From the Little Stories of Great Composers series

Slight and frustratingly incomplete.

Minim, a mouse who loves both cheese and music, encounters the Italian composer Antonio Vivaldi.

In 19th-century Venice, Minim has a narrow escape in Vivaldi’s music school, where he has been sent to exchange a coin for a child’s baby tooth. Even without knowing that in Italy the tooth fairy employs a small mouse, young U.S. readers will be charmed. The night of this story is dark and cold, and Minim (the British term for a half-note) has more errands to do, but this mouse does love music. Lingering to read the child’s thank-you note imperils him when he is noticed by the cat. But fortunately, when the orchestra suddenly strikes up, the cat is more interested in the music than the mouse. Lafrance’s drawings accentuate the gray of the night and the institution and the small size of the mouse compared to its surroundings. (He is depicted with near-human proportions on the cover but is considerably smaller in interior illustrations.) All humans are shown as White. An accompanying CD includes the story, ably narrated by Colm Feore, and, curiously, only two of the three movements of Vivaldi’s “Winter,” from The Four Seasons. The backmatter includes the entire text of the winter sonnet and reveals that Vivaldi was choirmaster and concertmaster at a girls orphanage. He composed much of his music for his pupils and the orchestra of that institution (though not the selections accompanying this title). This is the third in a music-appreciation series which includes visits to Mozart and Tchaikovsky as well.

Slight and frustratingly incomplete. (Picture book. 4-8)

Pub Date: May 1, 2021

ISBN: 978-2-924774-84-7

Page Count: 36

Publisher: The Secret Mountain

Review Posted Online: March 16, 2021

Kirkus Reviews Issue: April 1, 2021


The snappy text will get toes tapping, but the information it carries is limited.

Dancing is one of the most universal elements of cultures the world over.

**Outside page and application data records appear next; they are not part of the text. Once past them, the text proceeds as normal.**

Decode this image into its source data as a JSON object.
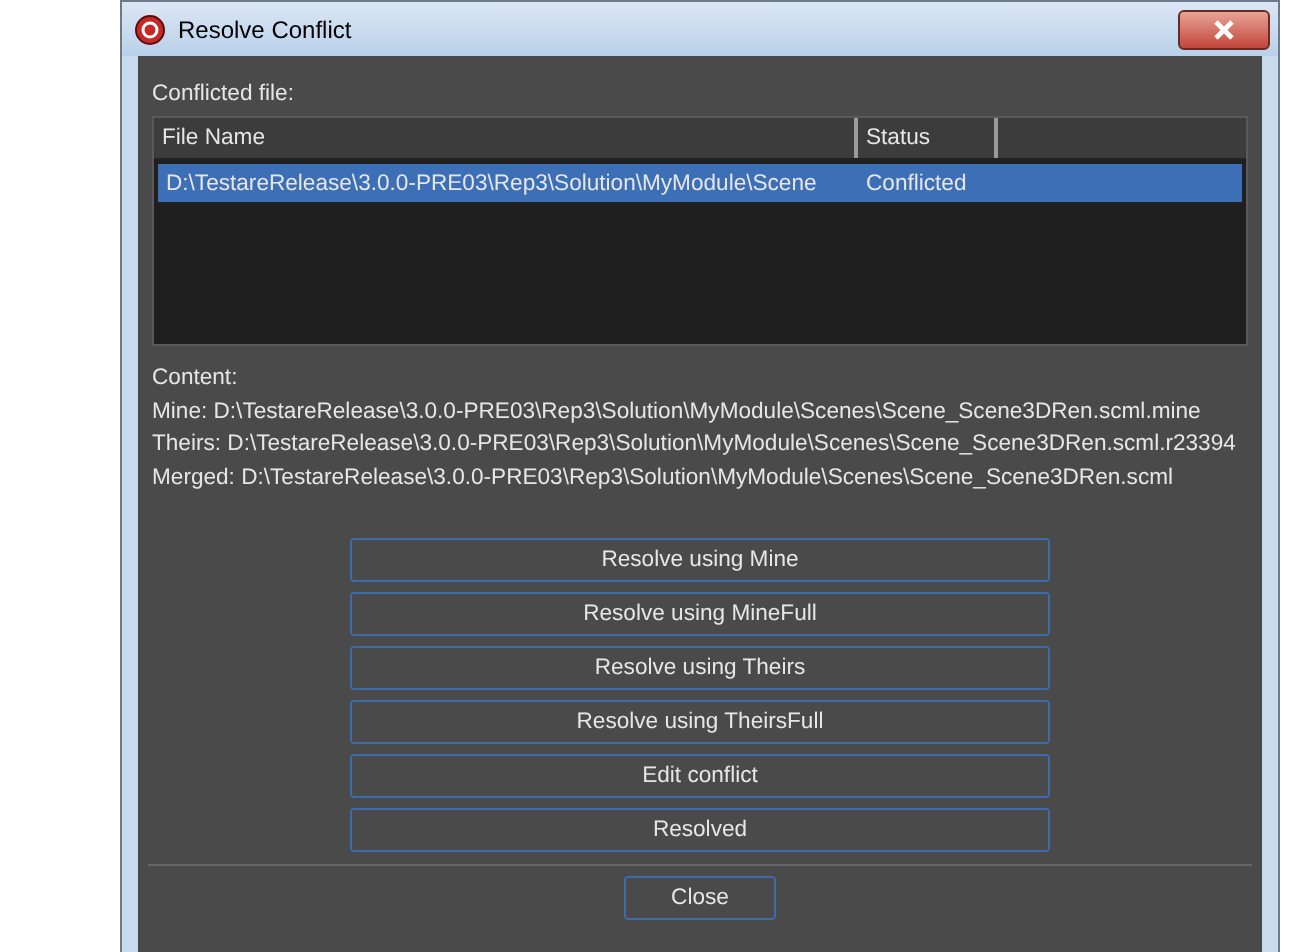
{
  "window": {
    "title": "Resolve Conflict"
  },
  "conflicted_label": "Conflicted file:",
  "table": {
    "columns": [
      "File Name",
      "Status"
    ],
    "rows": [
      {
        "file_name": "D:\\TestareRelease\\3.0.0-PRE03\\Rep3\\Solution\\MyModule\\Scene",
        "status": "Conflicted",
        "selected": true
      }
    ]
  },
  "content_label": "Content:",
  "content_lines": [
    "Mine: D:\\TestareRelease\\3.0.0-PRE03\\Rep3\\Solution\\MyModule\\Scenes\\Scene_Scene3DRen.scml.mine",
    "Theirs: D:\\TestareRelease\\3.0.0-PRE03\\Rep3\\Solution\\MyModule\\Scenes\\Scene_Scene3DRen.scml.r23394",
    "Merged: D:\\TestareRelease\\3.0.0-PRE03\\Rep3\\Solution\\MyModule\\Scenes\\Scene_Scene3DRen.scml"
  ],
  "buttons": [
    "Resolve using Mine",
    "Resolve using MineFull",
    "Resolve using Theirs",
    "Resolve using TheirsFull",
    "Edit conflict",
    "Resolved"
  ],
  "close_button": "Close"
}
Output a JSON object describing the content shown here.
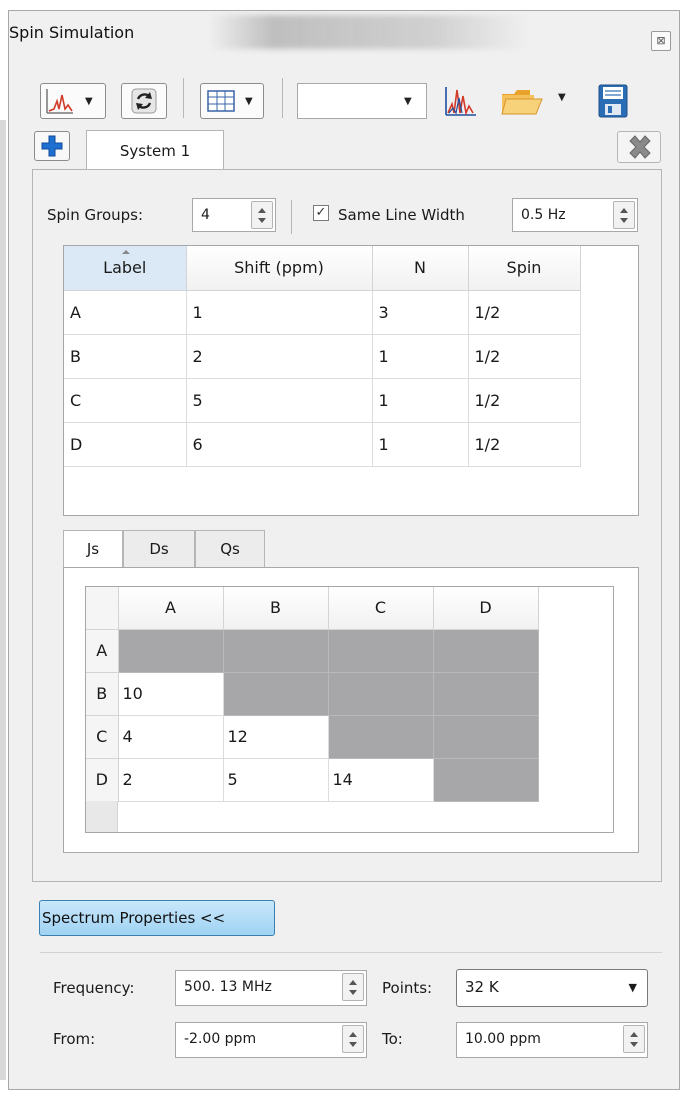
{
  "window": {
    "title": "Spin Simulation",
    "close_glyph": "⊠"
  },
  "toolbar": {
    "preset_value": "",
    "icons": [
      "spectrum-chart-icon",
      "refresh-icon",
      "table-grid-icon",
      "peaks-chart-icon",
      "folder-open-icon",
      "save-icon"
    ],
    "dropdown_arrow": "▼"
  },
  "tabs": {
    "system_label": "System 1",
    "add_glyph": "✚",
    "remove_glyph": "✖"
  },
  "system": {
    "spin_groups_label": "Spin Groups:",
    "spin_groups_value": "4",
    "same_line_width_label": "Same Line Width",
    "same_line_width_checked": true,
    "line_width_value": "0.5 Hz"
  },
  "spin_table": {
    "columns": [
      "Label",
      "Shift (ppm)",
      "N",
      "Spin"
    ],
    "rows": [
      [
        "A",
        "1",
        "3",
        "1/2"
      ],
      [
        "B",
        "2",
        "1",
        "1/2"
      ],
      [
        "C",
        "5",
        "1",
        "1/2"
      ],
      [
        "D",
        "6",
        "1",
        "1/2"
      ]
    ]
  },
  "coupling": {
    "tabs": [
      "Js",
      "Ds",
      "Qs"
    ],
    "active_tab": "Js",
    "columns": [
      "A",
      "B",
      "C",
      "D"
    ],
    "rows": [
      {
        "label": "A",
        "cells": [
          "",
          "",
          "",
          ""
        ]
      },
      {
        "label": "B",
        "cells": [
          "10",
          "",
          "",
          ""
        ]
      },
      {
        "label": "C",
        "cells": [
          "4",
          "12",
          "",
          ""
        ]
      },
      {
        "label": "D",
        "cells": [
          "2",
          "5",
          "14",
          ""
        ]
      }
    ]
  },
  "spectrum": {
    "toggle_label": "Spectrum Properties <<",
    "frequency_label": "Frequency:",
    "frequency_value": "500. 13 MHz",
    "points_label": "Points:",
    "points_value": "32 K",
    "from_label": "From:",
    "from_value": "-2.00 ppm",
    "to_label": "To:",
    "to_value": "10.00 ppm"
  },
  "colors": {
    "accent": "#3c7fb1",
    "locked_cell": "#a7a7a9",
    "save_blue": "#2a6db5",
    "folder_orange": "#f2b034",
    "spectrum_red": "#d23a2a"
  }
}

In onomatopoeic, rhyming text, Bolling encourages readers to dance in styles including folk dance, classical ballet, breakdancing, and line dancing. Read aloud, the zippy text will engage young children: “Tappity Tap / Fingers Snap,” reads the rhyme on the double-page spread for flamenco; “Jiggity-Jig / Zig-zag-zig” describes Irish step dancing. The ballet pages stereotypically include only children in dresses or tutus, but one of these dancers wears hijab. Overall, children included are racially diverse and vary in gender presentation. Diaz’s illustrations show her background in animated films; her active child dancers generally have the large-eyed sameness of cartoon characters. The endpapers, with shoes and musical instruments, could become a matching game with pages in the book. The dances depicted are described at the end, including kathak from India and kuku from Guinea, West Africa. Unfortunately, these explanations are quite rudimentary. Kathak dancers use their facial expressions extensively in addition to the “movements of their hands and their jingling feet,” as described in the book. Although today kuku is danced at all types of celebrations in several countries, it was once done after fishing, an activity acknowledged in the illustrations but not mentioned in the explanatory text.

The snappy text will get toes tapping, but the information it carries is limited. (Informational picture book. 4-6)

Pub Date: March 3, 2020

ISBN: 978-1-63592-142-7

Page Count: 32

Publisher: Boyds Mills

Review Posted Online: Dec. 21, 2019

Kirkus Reviews Issue: Jan. 15, 2020


Readers will agree that “Melba Doretta Liston was something special.” (Picture book. 4-8)

Bewitched by the rhythms of jazz all around her in Depression-era Kansas City, little Melba Doretta Liston longs to make music in this fictional account of a little-known jazz great.

Picking up the trombone at 7, the little girl teaches herself to play with the support of her Grandpa John and Momma Lucille, performing on the radio at 8 and touring as a pro at just 17. Both text and illustrations make it clear that it’s not all easy for Melba; “The Best Service for WHITES ONLY” reads a sign in a hotel window as the narrative describes a bigotry-plagued tour in the South with Billie Holiday. But joy carries the day, and the story ends on a high note, with Melba “dazzling audiences and making headlines” around the world. Russell-Brown’s debut text has an innate musicality, mixing judicious use of onomatopoeia with often sonorous prose. Morrison’s sinuous, exaggerated lines are the perfect match for Melba’s story; she puts her entire body into her playing, the exaggerated arch of her back and thrust of her shoulders mirroring the curves of her instrument. In one thrilling spread, the evening gown–clad instrumentalist stands over the male musicians, her slide crossing the gutter while the back bow disappears off the page to the left. An impressive discography complements a two-page afterword and a thorough bibliography.

Readers will agree that “Melba Doretta Liston was something special.” (Picture book. 4-8)

Pub Date: July 1, 2014

ISBN: 978-1-60060-898-8

Page Count: 40

Publisher: Lee & Low Books

Review Posted Online: June 3, 2014

Kirkus Reviews Issue: June 15, 2014